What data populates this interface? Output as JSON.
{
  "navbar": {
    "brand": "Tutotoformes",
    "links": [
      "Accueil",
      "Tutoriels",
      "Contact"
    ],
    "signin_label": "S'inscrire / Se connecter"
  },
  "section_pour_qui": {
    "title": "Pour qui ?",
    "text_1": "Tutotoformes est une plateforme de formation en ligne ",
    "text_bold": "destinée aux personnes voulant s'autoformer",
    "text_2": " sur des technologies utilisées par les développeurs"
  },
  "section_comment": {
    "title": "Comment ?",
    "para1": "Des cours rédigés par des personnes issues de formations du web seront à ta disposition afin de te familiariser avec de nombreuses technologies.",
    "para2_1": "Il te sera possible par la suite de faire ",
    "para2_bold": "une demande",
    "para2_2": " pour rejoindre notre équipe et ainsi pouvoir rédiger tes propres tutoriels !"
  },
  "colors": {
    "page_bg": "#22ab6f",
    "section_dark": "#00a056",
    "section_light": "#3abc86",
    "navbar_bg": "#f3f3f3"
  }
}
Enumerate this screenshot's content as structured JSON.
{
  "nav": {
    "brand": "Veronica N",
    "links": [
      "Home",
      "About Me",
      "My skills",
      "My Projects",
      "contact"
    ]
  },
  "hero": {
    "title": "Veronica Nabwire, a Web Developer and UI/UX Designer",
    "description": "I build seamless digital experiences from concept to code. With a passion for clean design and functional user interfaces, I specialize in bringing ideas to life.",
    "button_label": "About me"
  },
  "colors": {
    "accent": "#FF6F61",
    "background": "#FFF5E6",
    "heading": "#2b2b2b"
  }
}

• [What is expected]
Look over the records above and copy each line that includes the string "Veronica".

• [Written solution]
    "brand": "Veronica N",
    "title": "Veronica Nabwire, a Web Developer and UI/UX Designer",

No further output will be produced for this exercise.